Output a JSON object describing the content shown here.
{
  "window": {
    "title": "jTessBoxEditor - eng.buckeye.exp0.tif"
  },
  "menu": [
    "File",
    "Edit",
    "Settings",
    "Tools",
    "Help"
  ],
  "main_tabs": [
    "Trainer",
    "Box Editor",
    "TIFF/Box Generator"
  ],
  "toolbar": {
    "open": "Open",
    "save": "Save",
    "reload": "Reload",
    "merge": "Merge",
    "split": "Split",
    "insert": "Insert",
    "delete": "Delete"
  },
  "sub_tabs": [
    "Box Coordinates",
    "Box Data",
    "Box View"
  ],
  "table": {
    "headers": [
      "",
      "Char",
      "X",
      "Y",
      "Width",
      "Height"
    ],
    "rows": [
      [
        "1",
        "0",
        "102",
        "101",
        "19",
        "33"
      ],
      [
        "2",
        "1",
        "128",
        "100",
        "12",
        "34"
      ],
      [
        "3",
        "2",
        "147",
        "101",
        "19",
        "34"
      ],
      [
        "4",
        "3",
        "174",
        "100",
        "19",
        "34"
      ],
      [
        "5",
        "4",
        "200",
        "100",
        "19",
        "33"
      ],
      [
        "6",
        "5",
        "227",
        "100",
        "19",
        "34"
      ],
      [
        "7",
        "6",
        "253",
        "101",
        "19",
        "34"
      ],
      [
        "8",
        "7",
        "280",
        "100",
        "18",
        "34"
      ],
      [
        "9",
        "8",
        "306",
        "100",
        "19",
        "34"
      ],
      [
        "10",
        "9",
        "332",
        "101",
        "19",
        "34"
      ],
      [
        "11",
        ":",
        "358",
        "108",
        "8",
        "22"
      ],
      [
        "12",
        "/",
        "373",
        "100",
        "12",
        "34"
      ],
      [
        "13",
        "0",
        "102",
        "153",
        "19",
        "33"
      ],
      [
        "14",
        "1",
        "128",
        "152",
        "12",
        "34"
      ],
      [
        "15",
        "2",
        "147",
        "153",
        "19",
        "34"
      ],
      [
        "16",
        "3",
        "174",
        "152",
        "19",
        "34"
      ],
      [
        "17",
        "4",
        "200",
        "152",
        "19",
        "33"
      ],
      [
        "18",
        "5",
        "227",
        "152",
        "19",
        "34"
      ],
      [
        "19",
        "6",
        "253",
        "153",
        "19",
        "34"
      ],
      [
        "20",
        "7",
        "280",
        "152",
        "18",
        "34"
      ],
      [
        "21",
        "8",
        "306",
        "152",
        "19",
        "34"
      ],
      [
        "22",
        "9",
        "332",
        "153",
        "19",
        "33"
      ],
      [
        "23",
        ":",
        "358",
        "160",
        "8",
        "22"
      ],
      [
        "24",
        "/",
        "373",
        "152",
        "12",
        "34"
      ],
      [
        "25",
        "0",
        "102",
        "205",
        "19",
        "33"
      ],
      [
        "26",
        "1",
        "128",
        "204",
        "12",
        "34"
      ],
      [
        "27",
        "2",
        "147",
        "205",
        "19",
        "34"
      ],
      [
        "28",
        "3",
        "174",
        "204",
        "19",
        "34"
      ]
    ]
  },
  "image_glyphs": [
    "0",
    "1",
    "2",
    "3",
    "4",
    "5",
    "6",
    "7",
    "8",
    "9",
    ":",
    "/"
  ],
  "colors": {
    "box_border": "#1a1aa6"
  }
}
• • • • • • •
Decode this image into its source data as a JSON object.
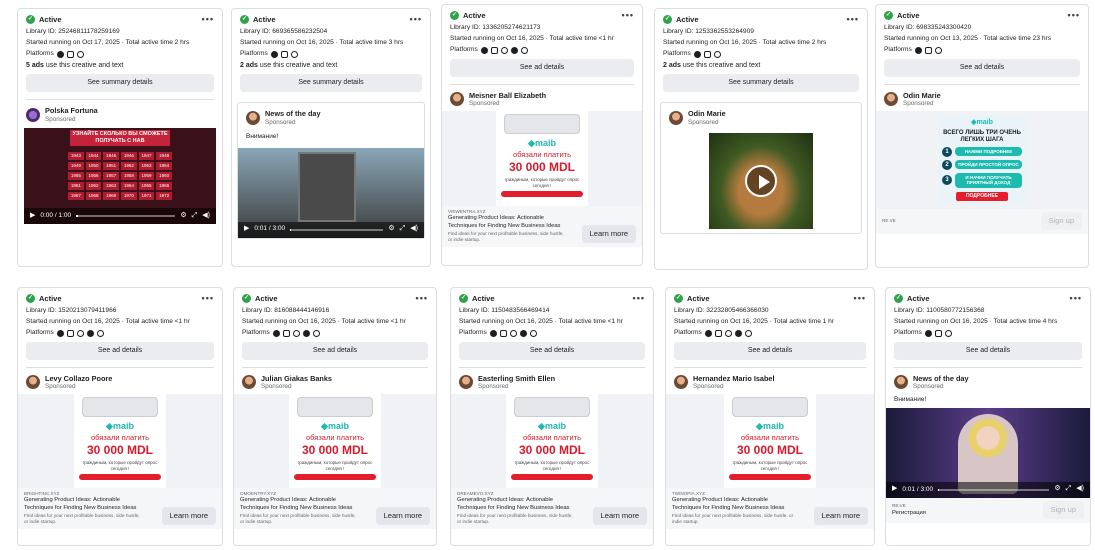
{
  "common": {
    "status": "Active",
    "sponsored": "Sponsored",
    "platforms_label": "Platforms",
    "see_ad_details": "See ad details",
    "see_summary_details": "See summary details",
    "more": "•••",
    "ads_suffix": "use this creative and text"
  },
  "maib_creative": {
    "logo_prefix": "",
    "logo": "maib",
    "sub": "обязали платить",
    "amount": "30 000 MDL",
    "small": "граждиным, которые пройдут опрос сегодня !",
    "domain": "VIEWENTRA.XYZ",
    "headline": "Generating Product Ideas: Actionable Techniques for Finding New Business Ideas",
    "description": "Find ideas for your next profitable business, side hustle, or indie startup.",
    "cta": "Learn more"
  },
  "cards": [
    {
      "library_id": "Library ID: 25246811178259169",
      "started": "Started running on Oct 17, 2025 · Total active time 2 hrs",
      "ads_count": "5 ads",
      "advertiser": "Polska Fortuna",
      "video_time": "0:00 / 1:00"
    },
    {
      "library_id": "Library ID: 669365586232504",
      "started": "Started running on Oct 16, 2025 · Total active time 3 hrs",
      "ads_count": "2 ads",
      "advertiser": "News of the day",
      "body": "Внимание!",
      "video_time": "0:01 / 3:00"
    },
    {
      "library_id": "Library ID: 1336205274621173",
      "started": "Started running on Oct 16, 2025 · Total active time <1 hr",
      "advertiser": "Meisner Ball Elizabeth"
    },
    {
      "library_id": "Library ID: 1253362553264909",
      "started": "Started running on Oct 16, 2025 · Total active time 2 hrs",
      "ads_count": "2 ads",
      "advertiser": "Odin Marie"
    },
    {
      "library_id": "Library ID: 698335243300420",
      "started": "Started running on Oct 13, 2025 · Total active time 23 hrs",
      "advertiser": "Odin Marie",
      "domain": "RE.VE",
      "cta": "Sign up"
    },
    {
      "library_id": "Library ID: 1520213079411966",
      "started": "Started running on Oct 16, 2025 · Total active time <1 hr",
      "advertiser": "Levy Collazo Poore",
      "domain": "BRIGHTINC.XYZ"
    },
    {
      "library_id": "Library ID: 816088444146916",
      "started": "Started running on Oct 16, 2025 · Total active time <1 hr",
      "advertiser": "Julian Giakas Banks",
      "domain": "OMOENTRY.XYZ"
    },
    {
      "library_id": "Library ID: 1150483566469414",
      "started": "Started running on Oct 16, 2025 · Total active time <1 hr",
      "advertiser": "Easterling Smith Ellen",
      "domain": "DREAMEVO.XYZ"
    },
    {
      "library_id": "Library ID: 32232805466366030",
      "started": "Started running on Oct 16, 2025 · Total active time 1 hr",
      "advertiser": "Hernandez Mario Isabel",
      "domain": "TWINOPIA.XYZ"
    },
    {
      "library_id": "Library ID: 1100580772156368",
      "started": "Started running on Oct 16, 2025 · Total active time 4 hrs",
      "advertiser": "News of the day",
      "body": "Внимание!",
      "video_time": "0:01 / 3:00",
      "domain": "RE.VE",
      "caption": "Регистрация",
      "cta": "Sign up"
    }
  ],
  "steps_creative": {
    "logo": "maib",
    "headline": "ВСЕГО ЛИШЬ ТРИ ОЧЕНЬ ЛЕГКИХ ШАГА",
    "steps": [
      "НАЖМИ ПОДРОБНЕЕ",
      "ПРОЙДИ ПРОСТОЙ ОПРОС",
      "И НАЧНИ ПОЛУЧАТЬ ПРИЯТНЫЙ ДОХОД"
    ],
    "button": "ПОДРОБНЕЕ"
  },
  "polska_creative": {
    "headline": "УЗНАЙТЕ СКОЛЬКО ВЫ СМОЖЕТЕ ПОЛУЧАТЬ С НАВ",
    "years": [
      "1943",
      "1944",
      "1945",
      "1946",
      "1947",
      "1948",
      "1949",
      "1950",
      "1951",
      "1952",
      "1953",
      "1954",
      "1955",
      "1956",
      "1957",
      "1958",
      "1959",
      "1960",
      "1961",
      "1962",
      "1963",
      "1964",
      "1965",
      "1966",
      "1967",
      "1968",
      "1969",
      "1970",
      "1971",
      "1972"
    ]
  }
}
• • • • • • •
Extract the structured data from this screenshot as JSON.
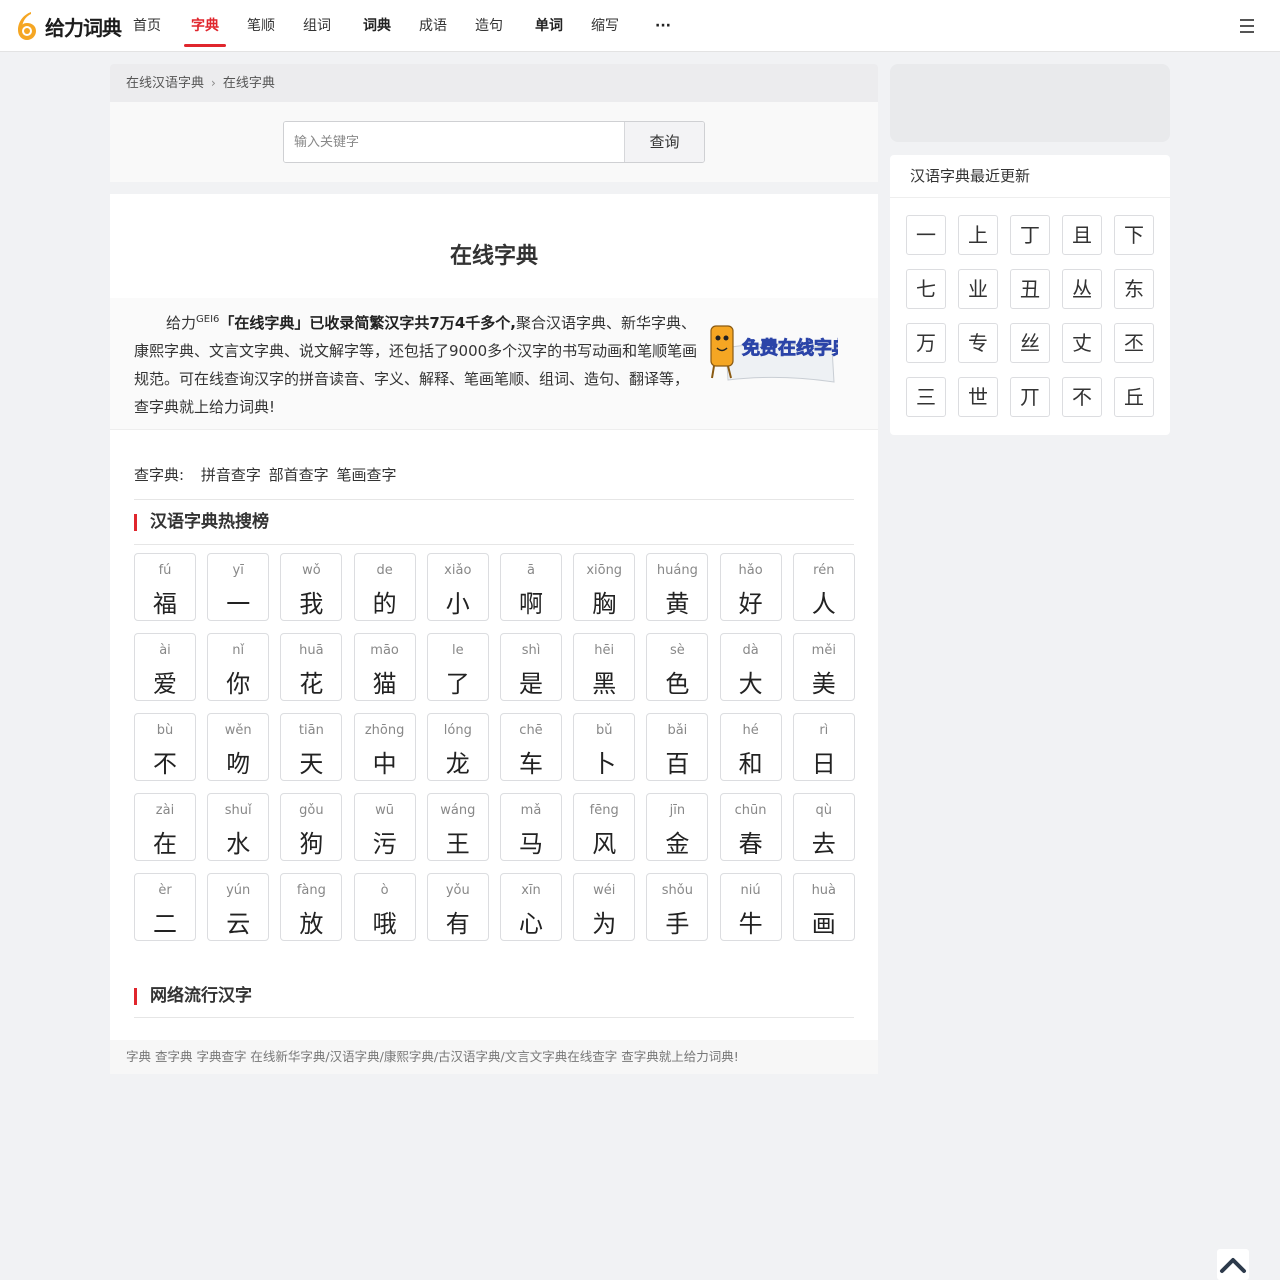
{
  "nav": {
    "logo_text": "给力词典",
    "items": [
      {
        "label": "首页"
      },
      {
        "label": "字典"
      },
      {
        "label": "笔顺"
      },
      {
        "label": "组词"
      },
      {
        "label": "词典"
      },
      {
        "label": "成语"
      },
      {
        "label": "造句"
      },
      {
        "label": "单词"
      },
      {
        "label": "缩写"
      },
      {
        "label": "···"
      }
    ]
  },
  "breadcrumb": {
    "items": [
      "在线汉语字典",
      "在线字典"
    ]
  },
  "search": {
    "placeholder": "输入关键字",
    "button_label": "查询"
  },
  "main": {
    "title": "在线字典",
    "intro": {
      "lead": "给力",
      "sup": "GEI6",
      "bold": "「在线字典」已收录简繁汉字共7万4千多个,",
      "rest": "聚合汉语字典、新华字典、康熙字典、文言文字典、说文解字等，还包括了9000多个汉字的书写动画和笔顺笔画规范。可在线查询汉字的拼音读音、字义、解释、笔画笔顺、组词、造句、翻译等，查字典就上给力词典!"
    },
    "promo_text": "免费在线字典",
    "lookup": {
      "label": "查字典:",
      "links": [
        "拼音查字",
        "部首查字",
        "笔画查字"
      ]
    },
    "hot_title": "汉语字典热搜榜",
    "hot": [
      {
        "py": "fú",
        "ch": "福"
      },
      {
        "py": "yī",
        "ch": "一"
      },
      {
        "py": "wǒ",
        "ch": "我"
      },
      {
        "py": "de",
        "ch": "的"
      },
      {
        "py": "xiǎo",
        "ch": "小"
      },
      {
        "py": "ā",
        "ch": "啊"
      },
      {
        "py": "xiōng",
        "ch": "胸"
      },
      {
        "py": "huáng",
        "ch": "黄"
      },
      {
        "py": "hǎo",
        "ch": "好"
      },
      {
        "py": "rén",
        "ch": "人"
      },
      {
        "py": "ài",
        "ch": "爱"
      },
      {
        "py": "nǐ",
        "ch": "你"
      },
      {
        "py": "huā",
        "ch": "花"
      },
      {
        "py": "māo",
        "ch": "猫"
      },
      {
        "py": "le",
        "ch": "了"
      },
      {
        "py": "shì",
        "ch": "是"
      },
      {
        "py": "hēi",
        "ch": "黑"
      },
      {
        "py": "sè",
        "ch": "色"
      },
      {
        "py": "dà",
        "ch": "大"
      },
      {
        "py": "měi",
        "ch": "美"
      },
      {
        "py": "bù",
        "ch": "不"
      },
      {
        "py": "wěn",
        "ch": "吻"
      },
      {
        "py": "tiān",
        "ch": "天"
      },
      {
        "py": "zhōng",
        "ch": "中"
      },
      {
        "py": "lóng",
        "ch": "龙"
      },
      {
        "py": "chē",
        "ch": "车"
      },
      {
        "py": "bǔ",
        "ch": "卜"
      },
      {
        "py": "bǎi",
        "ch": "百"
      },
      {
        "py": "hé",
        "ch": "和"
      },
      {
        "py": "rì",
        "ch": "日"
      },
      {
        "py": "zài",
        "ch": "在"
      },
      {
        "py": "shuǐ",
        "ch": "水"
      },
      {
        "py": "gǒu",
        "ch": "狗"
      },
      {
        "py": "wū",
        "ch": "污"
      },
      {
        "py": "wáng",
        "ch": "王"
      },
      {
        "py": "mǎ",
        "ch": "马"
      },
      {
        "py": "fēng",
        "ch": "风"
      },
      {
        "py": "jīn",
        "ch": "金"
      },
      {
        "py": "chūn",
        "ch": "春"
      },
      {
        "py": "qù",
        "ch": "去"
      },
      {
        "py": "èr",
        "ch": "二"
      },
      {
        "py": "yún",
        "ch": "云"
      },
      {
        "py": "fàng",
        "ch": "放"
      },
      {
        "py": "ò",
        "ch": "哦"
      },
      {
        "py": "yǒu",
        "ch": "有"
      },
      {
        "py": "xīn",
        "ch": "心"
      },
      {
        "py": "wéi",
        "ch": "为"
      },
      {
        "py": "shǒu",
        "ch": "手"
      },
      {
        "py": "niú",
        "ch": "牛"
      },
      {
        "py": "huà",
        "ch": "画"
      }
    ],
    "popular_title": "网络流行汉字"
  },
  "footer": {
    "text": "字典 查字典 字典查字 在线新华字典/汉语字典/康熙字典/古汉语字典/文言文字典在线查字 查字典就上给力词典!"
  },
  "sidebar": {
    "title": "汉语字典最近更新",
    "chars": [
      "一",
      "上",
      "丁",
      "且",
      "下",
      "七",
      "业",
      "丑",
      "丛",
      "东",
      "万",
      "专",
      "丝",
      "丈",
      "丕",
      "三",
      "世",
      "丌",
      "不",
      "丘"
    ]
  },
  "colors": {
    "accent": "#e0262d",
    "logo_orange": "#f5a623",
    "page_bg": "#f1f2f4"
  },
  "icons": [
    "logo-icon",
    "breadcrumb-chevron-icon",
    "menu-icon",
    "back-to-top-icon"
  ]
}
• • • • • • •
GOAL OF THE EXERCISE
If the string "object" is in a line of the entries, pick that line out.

SOLVED EXERCISE
Output a JSON object describing the content shown here.
Decode this image into its source data as a JSON object.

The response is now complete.